With this mindset of devaluing child care, it is no wonder that underfunding and ineffective policies persist in our country and state. The treatment of child care and schools as different entities with different functions has been on display this spring and summer.
In most states there have been completely different sets of conditions and expectations for child care centers and public schools. One should stay open. The other should close. One, being funded by parent fees, had to lay off teachers and lost the revenue needed to cover costs. The other, being publicly funded, could keep teachers on payroll.
These different sets of policies don’t make sense. If it is not safe for children to be in group settings, then both schools and child care programs should close.
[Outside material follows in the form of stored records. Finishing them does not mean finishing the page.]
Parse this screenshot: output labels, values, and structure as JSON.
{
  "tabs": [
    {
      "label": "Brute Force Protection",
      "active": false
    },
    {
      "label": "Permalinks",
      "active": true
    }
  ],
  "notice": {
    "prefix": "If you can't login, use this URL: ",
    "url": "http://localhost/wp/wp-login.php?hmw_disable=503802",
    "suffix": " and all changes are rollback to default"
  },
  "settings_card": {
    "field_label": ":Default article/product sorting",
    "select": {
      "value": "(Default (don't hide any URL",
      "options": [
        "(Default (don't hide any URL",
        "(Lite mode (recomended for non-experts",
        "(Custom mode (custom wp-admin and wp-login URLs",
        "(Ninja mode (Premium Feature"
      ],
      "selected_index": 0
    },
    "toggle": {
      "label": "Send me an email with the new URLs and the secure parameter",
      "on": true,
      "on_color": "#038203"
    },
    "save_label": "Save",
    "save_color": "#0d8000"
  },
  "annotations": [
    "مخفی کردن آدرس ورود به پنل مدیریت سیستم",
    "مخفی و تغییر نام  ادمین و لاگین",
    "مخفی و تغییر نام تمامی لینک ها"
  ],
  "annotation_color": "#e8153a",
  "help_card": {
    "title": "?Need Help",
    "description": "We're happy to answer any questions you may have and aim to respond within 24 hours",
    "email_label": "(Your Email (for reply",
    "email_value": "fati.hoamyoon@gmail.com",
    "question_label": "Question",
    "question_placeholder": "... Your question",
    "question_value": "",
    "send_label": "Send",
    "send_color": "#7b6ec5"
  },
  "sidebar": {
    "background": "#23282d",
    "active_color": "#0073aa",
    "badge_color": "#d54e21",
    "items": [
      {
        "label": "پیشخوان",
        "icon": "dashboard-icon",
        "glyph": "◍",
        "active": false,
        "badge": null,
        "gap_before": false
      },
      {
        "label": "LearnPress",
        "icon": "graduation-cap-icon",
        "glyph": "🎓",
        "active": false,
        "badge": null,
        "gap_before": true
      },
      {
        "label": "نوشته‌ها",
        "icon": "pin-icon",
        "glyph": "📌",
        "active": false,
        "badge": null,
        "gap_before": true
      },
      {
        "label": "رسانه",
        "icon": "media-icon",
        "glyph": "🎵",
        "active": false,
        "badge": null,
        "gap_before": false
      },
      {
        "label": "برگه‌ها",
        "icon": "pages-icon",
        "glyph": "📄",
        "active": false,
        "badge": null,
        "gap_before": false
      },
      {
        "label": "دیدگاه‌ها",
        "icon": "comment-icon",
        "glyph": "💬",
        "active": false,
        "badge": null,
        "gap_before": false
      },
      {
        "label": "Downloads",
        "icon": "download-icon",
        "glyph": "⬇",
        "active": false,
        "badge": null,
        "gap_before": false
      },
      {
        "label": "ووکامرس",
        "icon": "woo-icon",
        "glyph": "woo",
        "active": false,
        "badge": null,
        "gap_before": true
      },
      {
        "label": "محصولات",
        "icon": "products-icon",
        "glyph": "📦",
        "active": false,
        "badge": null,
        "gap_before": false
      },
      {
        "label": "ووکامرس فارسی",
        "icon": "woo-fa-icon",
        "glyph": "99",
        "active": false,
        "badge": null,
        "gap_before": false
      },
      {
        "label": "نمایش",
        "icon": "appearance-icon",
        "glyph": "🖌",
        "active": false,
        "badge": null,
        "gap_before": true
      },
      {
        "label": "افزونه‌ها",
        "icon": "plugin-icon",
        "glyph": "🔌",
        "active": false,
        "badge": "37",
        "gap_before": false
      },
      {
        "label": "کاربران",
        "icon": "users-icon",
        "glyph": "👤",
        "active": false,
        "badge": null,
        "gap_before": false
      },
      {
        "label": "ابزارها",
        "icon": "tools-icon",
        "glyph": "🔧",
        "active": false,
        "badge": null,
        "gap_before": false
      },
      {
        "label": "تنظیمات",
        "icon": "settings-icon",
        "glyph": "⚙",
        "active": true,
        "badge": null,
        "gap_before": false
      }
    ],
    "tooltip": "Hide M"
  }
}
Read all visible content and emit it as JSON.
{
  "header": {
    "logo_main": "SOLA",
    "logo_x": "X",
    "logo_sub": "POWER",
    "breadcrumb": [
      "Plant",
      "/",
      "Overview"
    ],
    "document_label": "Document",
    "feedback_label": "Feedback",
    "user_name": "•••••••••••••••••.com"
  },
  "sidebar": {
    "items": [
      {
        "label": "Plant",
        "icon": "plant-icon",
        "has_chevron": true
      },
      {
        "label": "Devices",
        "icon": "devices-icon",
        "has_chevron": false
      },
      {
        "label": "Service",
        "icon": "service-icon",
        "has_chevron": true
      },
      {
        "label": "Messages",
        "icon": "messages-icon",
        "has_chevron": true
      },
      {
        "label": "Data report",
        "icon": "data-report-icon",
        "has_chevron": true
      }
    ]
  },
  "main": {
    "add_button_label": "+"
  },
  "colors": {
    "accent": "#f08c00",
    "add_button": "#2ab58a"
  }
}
If it is safe for children to be in group settings, then both child care and school can open.
I am not a public health expert and I won’t pretend to have all the answers, but I do know that our COVID-19 response has been treating educators from child care differently from those working in public schools, and that is wrong.
In Maine, we could work cross-sector, with creativity and innovation in every community. Schools could be working with child care center directors to learn about their key challenges and successes in caring for and educating children this summer. Public schools could look beyond their district buildings to partner with empty community spaces and offices that could help spread students out. Flexible business policies and paid leave could help solve some of the problems working families are facing. We must develop targeted, coordinated solutions that look at the needs of children, teachers, parents and employers in all the messiness and complexity that exists in this COVID-19 crisis.
When it comes to child care and school, let’s make sure these essential places survive and can safely support children and families. We need our federal and state officials to focus on dedicated, substantial funding for each, with aligned policies that reflect the fact that child care is school and school is child care.
Tara Williams is the executive director of the Maine Association for the Education of Young Children. She has taught in public schools and early care and education programs.